----- Source data
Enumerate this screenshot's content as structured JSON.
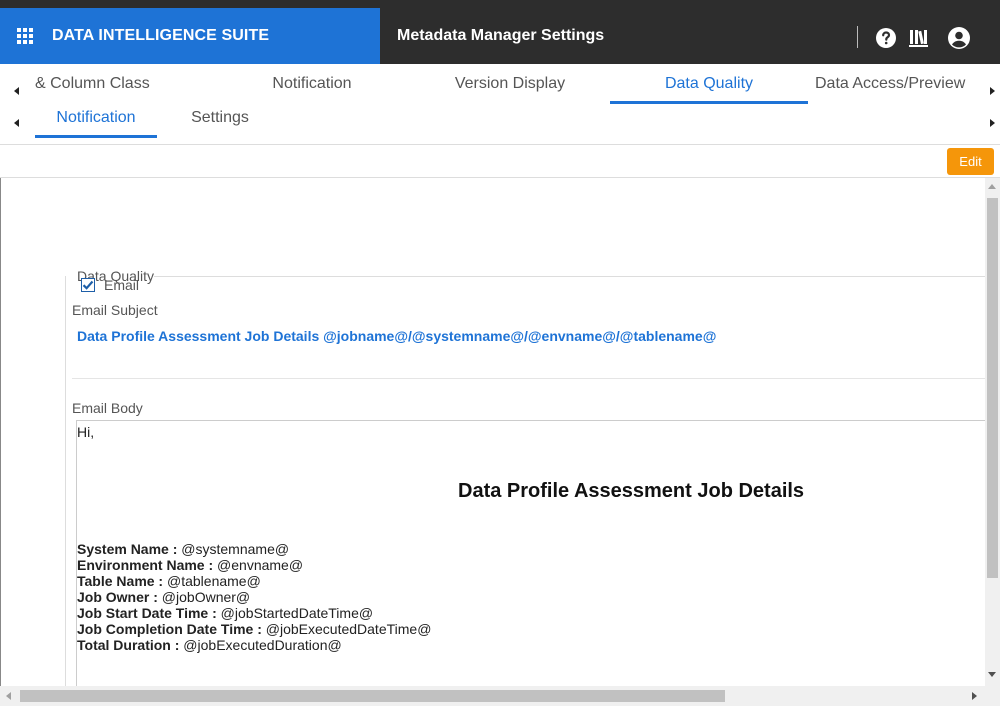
{
  "header": {
    "brand": "DATA INTELLIGENCE SUITE",
    "page_title": "Metadata Manager Settings",
    "icons": [
      "grid-apps-icon",
      "help-icon",
      "library-icon",
      "user-icon"
    ],
    "brand_color": "#1e73d6",
    "bar_color": "#2d2d2d"
  },
  "tabs": [
    {
      "label": "& Column Class",
      "active": false
    },
    {
      "label": "Notification",
      "active": false
    },
    {
      "label": "Version Display",
      "active": false
    },
    {
      "label": "Data Quality",
      "active": true
    },
    {
      "label": "Data Access/Preview",
      "active": false
    }
  ],
  "subtabs": [
    {
      "label": "Notification",
      "active": true
    },
    {
      "label": "Settings",
      "active": false
    }
  ],
  "toolbar": {
    "edit_label": "Edit",
    "edit_color": "#f5960a"
  },
  "form": {
    "section_title": "Data Quality",
    "email_checkbox_label": "Email",
    "email_checked": true,
    "email_subject_label": "Email Subject",
    "email_subject_value": "Data Profile Assessment Job Details @jobname@/@systemname@/@envname@/@tablename@",
    "email_body_label": "Email Body",
    "body": {
      "greeting": "Hi,",
      "heading": "Data Profile Assessment Job Details",
      "details": [
        {
          "label": "System Name :",
          "value": "@systemname@"
        },
        {
          "label": "Environment Name :",
          "value": "@envname@"
        },
        {
          "label": "Table Name :",
          "value": "@tablename@"
        },
        {
          "label": "Job Owner :",
          "value": "@jobOwner@"
        },
        {
          "label": "Job Start Date Time :",
          "value": "@jobStartedDateTime@"
        },
        {
          "label": "Job Completion Date Time :",
          "value": "@jobExecutedDateTime@"
        },
        {
          "label": "Total Duration :",
          "value": "@jobExecutedDuration@"
        }
      ]
    }
  }
}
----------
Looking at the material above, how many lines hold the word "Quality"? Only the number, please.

> _Written answer_
2